Waterballet - Shortcutz music video shot in a fishbowl

Shortcutz is one of a series of clips called Waterballet that Rongen – who composes and directs under the moniker Hyde Park – shot entirely in a tank of water.

Waterballet - Shortcutz music video shot in a fishbowl

"What you see happened once upon a time in a fishbowl," Rongen told Dezeen. "I was always fascinated by reactions in water, and also by puppet shows. In one way or another I do the same thing. Not with puppets but with liquids."

Waterballet - Shortcutz music video shot in a fishbowl

Rongen created the trippy visuals by mixing different oily liquids and water in the bowl, flipping the footage upside down and adjusting the playback speed.

By adding powders to the mixture, he was able to create droplets and other three-dimensional forms that appear to rise up from the surface.

Waterballet - Shortcutz music video shot in a fishbowl

"I don't want to say too much about creating the visuals," he said. "If you know too much, it is not fun anymore!"

"But one example is the reaction of oil and sugar. Oil stays on the surface. When you throw sugar in the oil, the sugar takes the oil downwards. After a while the oil gets loose and then you have those drip effects."

Waterballet - Shortcutz music video shot in a fishbowl

All of the visuals were created in the fishbowl, Rongen claims, without the addition of any digital effects.

"I like to visualise digital images in a natural way," he told us. "Everything you see was shot in camera.
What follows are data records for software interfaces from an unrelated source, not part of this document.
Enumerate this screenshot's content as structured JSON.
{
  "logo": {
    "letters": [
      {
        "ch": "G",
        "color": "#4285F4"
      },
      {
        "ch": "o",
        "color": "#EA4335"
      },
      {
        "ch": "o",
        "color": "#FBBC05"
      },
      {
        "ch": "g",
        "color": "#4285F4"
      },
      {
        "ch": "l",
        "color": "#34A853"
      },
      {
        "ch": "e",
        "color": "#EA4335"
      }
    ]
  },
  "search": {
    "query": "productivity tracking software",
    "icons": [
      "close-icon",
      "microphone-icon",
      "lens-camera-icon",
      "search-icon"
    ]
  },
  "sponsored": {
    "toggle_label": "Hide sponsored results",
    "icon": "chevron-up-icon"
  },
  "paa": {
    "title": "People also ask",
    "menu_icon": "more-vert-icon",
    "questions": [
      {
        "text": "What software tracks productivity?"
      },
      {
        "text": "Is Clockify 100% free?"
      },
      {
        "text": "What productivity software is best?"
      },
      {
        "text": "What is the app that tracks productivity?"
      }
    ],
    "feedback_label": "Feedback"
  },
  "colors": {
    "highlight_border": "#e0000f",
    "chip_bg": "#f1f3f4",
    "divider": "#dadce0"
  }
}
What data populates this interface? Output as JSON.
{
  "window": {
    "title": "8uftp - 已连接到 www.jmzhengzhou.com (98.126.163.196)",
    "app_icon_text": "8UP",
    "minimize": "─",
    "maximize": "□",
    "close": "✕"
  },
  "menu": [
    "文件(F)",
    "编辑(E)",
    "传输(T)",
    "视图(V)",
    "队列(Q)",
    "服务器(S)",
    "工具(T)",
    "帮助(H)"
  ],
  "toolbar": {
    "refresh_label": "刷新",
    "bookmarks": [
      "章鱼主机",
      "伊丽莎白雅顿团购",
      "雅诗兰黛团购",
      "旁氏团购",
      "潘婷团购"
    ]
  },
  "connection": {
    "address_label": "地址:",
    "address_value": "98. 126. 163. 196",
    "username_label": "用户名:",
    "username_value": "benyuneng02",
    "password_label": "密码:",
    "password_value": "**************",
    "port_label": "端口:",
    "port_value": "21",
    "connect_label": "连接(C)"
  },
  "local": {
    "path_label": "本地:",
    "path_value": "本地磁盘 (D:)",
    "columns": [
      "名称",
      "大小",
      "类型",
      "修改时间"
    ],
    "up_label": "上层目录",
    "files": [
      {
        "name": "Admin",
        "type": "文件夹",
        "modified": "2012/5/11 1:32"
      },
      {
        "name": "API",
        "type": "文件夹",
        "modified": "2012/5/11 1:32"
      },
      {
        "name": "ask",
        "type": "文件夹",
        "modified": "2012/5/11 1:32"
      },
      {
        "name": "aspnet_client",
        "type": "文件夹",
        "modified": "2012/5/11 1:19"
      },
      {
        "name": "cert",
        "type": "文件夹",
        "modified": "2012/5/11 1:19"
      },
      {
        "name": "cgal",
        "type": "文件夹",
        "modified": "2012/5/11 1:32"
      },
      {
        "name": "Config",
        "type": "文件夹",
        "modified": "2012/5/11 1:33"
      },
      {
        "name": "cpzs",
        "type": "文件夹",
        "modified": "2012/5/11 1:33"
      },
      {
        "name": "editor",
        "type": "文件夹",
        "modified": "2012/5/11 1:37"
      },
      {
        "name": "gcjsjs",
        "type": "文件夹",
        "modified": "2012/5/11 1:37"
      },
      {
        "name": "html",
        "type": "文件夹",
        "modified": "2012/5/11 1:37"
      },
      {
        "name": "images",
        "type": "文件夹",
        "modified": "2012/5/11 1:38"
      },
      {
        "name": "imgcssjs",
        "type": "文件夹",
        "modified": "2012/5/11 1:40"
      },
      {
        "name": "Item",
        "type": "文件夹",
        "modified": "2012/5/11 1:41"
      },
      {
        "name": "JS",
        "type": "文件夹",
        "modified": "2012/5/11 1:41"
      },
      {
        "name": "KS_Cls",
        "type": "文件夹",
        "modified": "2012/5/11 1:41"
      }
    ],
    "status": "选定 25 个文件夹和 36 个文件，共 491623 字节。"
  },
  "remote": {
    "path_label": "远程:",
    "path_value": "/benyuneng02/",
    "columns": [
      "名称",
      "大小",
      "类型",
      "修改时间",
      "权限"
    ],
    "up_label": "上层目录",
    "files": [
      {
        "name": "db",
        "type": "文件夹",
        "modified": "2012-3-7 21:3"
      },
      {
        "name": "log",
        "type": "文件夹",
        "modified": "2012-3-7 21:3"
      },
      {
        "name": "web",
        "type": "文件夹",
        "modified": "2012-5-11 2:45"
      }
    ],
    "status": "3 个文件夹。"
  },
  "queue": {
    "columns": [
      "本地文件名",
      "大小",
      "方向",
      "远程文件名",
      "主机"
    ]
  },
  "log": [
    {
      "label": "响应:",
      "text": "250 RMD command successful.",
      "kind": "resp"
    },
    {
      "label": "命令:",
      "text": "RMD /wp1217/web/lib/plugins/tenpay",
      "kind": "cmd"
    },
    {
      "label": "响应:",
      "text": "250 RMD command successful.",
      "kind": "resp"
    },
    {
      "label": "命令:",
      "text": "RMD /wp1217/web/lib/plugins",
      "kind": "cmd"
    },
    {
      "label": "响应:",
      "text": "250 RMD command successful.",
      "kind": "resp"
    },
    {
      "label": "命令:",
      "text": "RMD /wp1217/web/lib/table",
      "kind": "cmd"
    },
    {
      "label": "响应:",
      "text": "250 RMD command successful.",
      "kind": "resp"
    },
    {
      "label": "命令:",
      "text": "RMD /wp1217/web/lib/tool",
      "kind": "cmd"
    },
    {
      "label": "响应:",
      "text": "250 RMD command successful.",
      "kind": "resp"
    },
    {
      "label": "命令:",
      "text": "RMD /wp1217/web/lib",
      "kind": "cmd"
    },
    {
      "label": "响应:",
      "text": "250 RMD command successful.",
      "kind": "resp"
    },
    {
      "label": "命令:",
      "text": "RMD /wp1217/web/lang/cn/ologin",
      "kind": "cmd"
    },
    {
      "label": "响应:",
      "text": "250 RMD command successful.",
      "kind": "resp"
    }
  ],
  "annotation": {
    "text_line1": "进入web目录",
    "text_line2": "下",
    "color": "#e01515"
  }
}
I only used the computer to edit the footage."

Waterballet - Shortcutz music video shot in a fishbowl

Rongen used a 25cm-diameter tank to shoot the video, but he hopes to create more elaborate underwater worlds in bigger bowls, which he plans to incorporate into a live show.

"I want to work with bigger fishbowls," he explained. "This video is part of a live set I'm working on right now, and the biggest challenge is to make it interesting for 40 minutes with different emotions."